Directions: Please restate each entry word for word.

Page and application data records

--*--

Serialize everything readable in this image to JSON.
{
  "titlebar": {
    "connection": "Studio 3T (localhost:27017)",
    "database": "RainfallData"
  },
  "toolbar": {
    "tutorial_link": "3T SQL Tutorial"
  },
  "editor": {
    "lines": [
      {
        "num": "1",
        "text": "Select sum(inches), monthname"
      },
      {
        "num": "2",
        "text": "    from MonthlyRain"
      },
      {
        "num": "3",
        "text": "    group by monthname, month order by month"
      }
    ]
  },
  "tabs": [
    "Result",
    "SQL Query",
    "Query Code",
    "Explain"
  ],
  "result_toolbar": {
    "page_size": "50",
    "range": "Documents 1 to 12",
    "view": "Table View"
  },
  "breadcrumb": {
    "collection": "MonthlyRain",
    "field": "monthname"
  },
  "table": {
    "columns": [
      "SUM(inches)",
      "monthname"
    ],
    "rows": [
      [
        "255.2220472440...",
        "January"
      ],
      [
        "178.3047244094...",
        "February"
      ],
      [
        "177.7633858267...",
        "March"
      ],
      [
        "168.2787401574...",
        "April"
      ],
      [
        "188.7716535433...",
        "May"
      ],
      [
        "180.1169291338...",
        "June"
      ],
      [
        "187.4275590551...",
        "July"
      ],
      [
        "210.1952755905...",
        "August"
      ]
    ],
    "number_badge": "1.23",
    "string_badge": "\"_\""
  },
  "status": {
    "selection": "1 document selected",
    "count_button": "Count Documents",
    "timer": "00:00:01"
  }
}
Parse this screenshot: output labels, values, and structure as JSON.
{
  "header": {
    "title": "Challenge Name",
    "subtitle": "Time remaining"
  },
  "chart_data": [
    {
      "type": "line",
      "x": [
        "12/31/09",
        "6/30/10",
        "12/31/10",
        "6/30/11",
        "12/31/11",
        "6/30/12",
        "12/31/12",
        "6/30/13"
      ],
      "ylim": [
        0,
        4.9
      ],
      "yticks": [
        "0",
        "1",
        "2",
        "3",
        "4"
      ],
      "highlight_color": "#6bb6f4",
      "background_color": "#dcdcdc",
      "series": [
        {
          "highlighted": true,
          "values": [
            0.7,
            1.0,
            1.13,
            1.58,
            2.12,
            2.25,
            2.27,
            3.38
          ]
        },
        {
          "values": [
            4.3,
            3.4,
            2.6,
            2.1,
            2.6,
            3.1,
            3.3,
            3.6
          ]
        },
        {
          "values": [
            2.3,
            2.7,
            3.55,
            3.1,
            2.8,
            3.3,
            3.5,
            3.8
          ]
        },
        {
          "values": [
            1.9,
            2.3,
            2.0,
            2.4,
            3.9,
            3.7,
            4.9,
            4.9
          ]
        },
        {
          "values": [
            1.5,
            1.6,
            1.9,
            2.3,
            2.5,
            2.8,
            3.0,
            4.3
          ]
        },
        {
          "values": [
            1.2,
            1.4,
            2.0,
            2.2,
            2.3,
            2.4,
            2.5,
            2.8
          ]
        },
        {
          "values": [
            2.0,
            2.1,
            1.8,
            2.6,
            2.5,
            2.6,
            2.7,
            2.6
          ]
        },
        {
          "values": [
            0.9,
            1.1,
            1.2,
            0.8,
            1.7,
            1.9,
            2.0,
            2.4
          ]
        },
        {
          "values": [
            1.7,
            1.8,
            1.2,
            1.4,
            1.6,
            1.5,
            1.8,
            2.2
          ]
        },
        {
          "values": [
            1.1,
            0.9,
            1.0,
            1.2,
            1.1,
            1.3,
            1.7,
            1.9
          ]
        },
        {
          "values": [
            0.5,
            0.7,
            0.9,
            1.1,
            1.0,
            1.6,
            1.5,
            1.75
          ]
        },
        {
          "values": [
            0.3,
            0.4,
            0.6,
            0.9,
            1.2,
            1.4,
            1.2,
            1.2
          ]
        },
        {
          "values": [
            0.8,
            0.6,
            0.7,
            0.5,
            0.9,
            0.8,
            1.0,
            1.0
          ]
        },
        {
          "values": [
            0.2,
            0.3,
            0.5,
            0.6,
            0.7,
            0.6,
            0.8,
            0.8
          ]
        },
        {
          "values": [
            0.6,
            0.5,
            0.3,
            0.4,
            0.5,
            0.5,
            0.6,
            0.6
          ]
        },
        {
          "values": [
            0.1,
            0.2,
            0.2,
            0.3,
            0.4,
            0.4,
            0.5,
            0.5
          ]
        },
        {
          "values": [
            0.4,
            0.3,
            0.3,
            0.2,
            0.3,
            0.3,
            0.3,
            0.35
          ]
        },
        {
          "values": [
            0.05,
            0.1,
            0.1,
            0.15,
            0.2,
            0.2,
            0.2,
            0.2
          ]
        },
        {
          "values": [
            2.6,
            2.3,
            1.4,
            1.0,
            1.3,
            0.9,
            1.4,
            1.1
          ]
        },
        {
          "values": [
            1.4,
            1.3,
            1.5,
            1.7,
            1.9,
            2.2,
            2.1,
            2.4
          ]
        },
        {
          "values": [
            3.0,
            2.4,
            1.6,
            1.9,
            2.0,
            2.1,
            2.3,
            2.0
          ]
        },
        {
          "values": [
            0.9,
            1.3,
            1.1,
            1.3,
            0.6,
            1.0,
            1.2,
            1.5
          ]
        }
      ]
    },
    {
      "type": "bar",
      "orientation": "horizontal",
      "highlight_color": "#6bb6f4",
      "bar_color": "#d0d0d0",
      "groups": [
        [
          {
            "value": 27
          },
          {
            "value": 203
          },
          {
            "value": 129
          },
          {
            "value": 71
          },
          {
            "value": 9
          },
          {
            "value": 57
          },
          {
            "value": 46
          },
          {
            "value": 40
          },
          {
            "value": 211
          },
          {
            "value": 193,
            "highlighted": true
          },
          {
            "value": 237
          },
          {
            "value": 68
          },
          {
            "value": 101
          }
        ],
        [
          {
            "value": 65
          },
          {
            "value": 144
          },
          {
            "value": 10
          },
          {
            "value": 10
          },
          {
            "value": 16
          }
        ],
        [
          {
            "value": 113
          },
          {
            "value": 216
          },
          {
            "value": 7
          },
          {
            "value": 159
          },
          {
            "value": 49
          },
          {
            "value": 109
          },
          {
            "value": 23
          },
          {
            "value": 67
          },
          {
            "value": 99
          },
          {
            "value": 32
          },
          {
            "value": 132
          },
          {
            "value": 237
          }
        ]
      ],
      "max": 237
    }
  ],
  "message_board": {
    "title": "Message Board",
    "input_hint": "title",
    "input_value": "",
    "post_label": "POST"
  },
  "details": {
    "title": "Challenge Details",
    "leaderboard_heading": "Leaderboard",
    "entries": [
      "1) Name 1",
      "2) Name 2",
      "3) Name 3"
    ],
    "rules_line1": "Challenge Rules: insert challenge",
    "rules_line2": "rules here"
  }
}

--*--

Task response:
Serialize everything readable in this image to JSON.
{
  "titlebar": {
    "connection": "Studio 3T (localhost:27017)",
    "database": "RainfallData"
  },
  "toolbar": {
    "tutorial_link": "3T SQL Tutorial"
  },
  "editor": {
    "lines": [
      {
        "num": "1",
        "text": "Select sum(inches), monthname"
      },
      {
        "num": "2",
        "text": "    from MonthlyRain"
      },
      {
        "num": "3",
        "text": "    group by monthname, month order by month"
      }
    ]
  },
  "tabs": [
    "Result",
    "SQL Query",
    "Query Code",
    "Explain"
  ],
  "result_toolbar": {
    "page_size": "50",
    "range": "Documents 1 to 12",
    "view": "Table View"
  },
  "breadcrumb": {
    "collection": "MonthlyRain",
    "field": "monthname"
  },
  "table": {
    "columns": [
      "SUM(inches)",
      "monthname"
    ],
    "rows": [
      [
        "255.2220472440...",
        "January"
      ],
      [
        "178.3047244094...",
        "February"
      ],
      [
        "177.7633858267...",
        "March"
      ],
      [
        "168.2787401574...",
        "April"
      ],
      [
        "188.7716535433...",
        "May"
      ],
      [
        "180.1169291338...",
        "June"
      ],
      [
        "187.4275590551...",
        "July"
      ],
      [
        "210.1952755905...",
        "August"
      ]
    ],
    "number_badge": "1.23",
    "string_badge": "\"_\""
  },
  "status": {
    "selection": "1 document selected",
    "count_button": "Count Documents",
    "timer": "00:00:01"
  }
}
Parse this screenshot: output labels, values, and structure as JSON.
{
  "header": {
    "title": "Challenge Name",
    "subtitle": "Time remaining"
  },
  "chart_data": [
    {
      "type": "line",
      "x": [
        "12/31/09",
        "6/30/10",
        "12/31/10",
        "6/30/11",
        "12/31/11",
        "6/30/12",
        "12/31/12",
        "6/30/13"
      ],
      "ylim": [
        0,
        4.9
      ],
      "yticks": [
        "0",
        "1",
        "2",
        "3",
        "4"
      ],
      "highlight_color": "#6bb6f4",
      "background_color": "#dcdcdc",
      "series": [
        {
          "highlighted": true,
          "values": [
            0.7,
            1.0,
            1.13,
            1.58,
            2.12,
            2.25,
            2.27,
            3.38
          ]
        },
        {
          "values": [
            4.3,
            3.4,
            2.6,
            2.1,
            2.6,
            3.1,
            3.3,
            3.6
          ]
        },
        {
          "values": [
            2.3,
            2.7,
            3.55,
            3.1,
            2.8,
            3.3,
            3.5,
            3.8
          ]
        },
        {
          "values": [
            1.9,
            2.3,
            2.0,
            2.4,
            3.9,
            3.7,
            4.9,
            4.9
          ]
        },
        {
          "values": [
            1.5,
            1.6,
            1.9,
            2.3,
            2.5,
            2.8,
            3.0,
            4.3
          ]
        },
        {
          "values": [
            1.2,
            1.4,
            2.0,
            2.2,
            2.3,
            2.4,
            2.5,
            2.8
          ]
        },
        {
          "values": [
            2.0,
            2.1,
            1.8,
            2.6,
            2.5,
            2.6,
            2.7,
            2.6
          ]
        },
        {
          "values": [
            0.9,
            1.1,
            1.2,
            0.8,
            1.7,
            1.9,
            2.0,
            2.4
          ]
        },
        {
          "values": [
            1.7,
            1.8,
            1.2,
            1.4,
            1.6,
            1.5,
            1.8,
            2.2
          ]
        },
        {
          "values": [
            1.1,
            0.9,
            1.0,
            1.2,
            1.1,
            1.3,
            1.7,
            1.9
          ]
        },
        {
          "values": [
            0.5,
            0.7,
            0.9,
            1.1,
            1.0,
            1.6,
            1.5,
            1.75
          ]
        },
        {
          "values": [
            0.3,
            0.4,
            0.6,
            0.9,
            1.2,
            1.4,
            1.2,
            1.2
          ]
        },
        {
          "values": [
            0.8,
            0.6,
            0.7,
            0.5,
            0.9,
            0.8,
            1.0,
            1.0
          ]
        },
        {
          "values": [
            0.2,
            0.3,
            0.5,
            0.6,
            0.7,
            0.6,
            0.8,
            0.8
          ]
        },
        {
          "values": [
            0.6,
            0.5,
            0.3,
            0.4,
            0.5,
            0.5,
            0.6,
            0.6
          ]
        },
        {
          "values": [
            0.1,
            0.2,
            0.2,
            0.3,
            0.4,
            0.4,
            0.5,
            0.5
          ]
        },
        {
          "values": [
            0.4,
            0.3,
            0.3,
            0.2,
            0.3,
            0.3,
            0.3,
            0.35
          ]
        },
        {
          "values": [
            0.05,
            0.1,
            0.1,
            0.15,
            0.2,
            0.2,
            0.2,
            0.2
          ]
        },
        {
          "values": [
            2.6,
            2.3,
            1.4,
            1.0,
            1.3,
            0.9,
            1.4,
            1.1
          ]
        },
        {
          "values": [
            1.4,
            1.3,
            1.5,
            1.7,
            1.9,
            2.2,
            2.1,
            2.4
          ]
        },
        {
          "values": [
            3.0,
            2.4,
            1.6,
            1.9,
            2.0,
            2.1,
            2.3,
            2.0
          ]
        },
        {
          "values": [
            0.9,
            1.3,
            1.1,
            1.3,
            0.6,
            1.0,
            1.2,
            1.5
          ]
        }
      ]
    },
    {
      "type": "bar",
      "orientation": "horizontal",
      "highlight_color": "#6bb6f4",
      "bar_color": "#d0d0d0",
      "groups": [
        [
          {
            "value": 27
          },
          {
            "value": 203
          },
          {
            "value": 129
          },
          {
            "value": 71
          },
          {
            "value": 9
          },
          {
            "value": 57
          },
          {
            "value": 46
          },
          {
            "value": 40
          },
          {
            "value": 211
          },
          {
            "value": 193,
            "highlighted": true
          },
          {
            "value": 237
          },
          {
            "value": 68
          },
          {
            "value": 101
          }
        ],
        [
          {
            "value": 65
          },
          {
            "value": 144
          },
          {
            "value": 10
          },
          {
            "value": 10
          },
          {
            "value": 16
          }
        ],
        [
          {
            "value": 113
          },
          {
            "value": 216
          },
          {
            "value": 7
          },
          {
            "value": 159
          },
          {
            "value": 49
          },
          {
            "value": 109
          },
          {
            "value": 23
          },
          {
            "value": 67
          },
          {
            "value": 99
          },
          {
            "value": 32
          },
          {
            "value": 132
          },
          {
            "value": 237
          }
        ]
      ],
      "max": 237
    }
  ],
  "message_board": {
    "title": "Message Board",
    "input_hint": "title",
    "input_value": "",
    "post_label": "POST"
  },
  "details": {
    "title": "Challenge Details",
    "leaderboard_heading": "Leaderboard",
    "entries": [
      "1) Name 1",
      "2) Name 2",
      "3) Name 3"
    ],
    "rules_line1": "Challenge Rules: insert challenge",
    "rules_line2": "rules here"
  }
}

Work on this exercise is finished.